DATA SUPPLIED: Begin

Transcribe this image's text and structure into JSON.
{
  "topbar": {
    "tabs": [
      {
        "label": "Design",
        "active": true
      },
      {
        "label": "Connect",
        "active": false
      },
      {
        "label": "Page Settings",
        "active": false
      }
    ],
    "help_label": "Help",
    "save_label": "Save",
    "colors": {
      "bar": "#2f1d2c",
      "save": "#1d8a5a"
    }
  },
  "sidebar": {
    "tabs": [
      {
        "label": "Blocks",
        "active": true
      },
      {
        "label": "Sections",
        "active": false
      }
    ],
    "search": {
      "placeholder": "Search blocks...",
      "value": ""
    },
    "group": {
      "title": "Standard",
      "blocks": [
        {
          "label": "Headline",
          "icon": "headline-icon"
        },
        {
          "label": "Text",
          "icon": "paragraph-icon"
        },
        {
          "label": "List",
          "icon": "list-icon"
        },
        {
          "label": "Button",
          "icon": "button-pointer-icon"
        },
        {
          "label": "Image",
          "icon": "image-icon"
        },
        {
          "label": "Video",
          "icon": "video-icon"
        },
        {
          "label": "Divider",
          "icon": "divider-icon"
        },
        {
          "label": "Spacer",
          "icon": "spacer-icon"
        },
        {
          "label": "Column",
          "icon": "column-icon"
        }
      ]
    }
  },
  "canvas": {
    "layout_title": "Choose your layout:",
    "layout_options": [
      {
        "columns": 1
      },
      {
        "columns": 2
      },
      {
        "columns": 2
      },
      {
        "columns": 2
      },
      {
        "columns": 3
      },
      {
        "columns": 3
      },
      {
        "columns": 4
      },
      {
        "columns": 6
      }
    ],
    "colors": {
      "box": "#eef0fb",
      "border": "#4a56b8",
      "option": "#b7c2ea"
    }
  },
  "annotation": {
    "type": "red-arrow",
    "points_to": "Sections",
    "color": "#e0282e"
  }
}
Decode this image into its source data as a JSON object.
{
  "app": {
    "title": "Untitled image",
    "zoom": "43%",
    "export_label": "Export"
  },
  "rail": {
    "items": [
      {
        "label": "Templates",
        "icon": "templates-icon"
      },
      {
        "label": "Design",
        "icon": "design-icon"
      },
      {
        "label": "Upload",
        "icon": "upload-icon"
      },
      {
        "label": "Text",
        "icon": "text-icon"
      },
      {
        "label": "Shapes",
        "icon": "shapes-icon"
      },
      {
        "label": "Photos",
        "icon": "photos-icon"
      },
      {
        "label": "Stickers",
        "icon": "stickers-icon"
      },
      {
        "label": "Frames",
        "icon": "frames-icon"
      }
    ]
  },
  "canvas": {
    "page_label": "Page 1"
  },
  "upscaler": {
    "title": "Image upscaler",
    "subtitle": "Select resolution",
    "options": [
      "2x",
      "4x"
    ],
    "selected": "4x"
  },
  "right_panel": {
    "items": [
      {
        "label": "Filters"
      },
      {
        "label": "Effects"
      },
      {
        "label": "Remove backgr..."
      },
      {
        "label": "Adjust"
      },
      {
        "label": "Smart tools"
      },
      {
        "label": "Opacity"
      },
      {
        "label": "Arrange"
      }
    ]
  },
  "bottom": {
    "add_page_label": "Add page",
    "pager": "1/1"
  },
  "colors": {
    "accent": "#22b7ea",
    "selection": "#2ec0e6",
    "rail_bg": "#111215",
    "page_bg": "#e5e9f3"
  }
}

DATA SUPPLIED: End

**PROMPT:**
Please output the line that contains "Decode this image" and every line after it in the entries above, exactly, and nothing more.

**RESULT FOR THIS TASK:**
Decode this image into its source data as a JSON object.
{
  "app": {
    "title": "Untitled image",
    "zoom": "43%",
    "export_label": "Export"
  },
  "rail": {
    "items": [
      {
        "label": "Templates",
        "icon": "templates-icon"
      },
      {
        "label": "Design",
        "icon": "design-icon"
      },
      {
        "label": "Upload",
        "icon": "upload-icon"
      },
      {
        "label": "Text",
        "icon": "text-icon"
      },
      {
        "label": "Shapes",
        "icon": "shapes-icon"
      },
      {
        "label": "Photos",
        "icon": "photos-icon"
      },
      {
        "label": "Stickers",
        "icon": "stickers-icon"
      },
      {
        "label": "Frames",
        "icon": "frames-icon"
      }
    ]
  },
  "canvas": {
    "page_label": "Page 1"
  },
  "upscaler": {
    "title": "Image upscaler",
    "subtitle": "Select resolution",
    "options": [
      "2x",
      "4x"
    ],
    "selected": "4x"
  },
  "right_panel": {
    "items": [
      {
        "label": "Filters"
      },
      {
        "label": "Effects"
      },
      {
        "label": "Remove backgr..."
      },
      {
        "label": "Adjust"
      },
      {
        "label": "Smart tools"
      },
      {
        "label": "Opacity"
      },
      {
        "label": "Arrange"
      }
    ]
  },
  "bottom": {
    "add_page_label": "Add page",
    "pager": "1/1"
  },
  "colors": {
    "accent": "#22b7ea",
    "selection": "#2ec0e6",
    "rail_bg": "#111215",
    "page_bg": "#e5e9f3"
  }
}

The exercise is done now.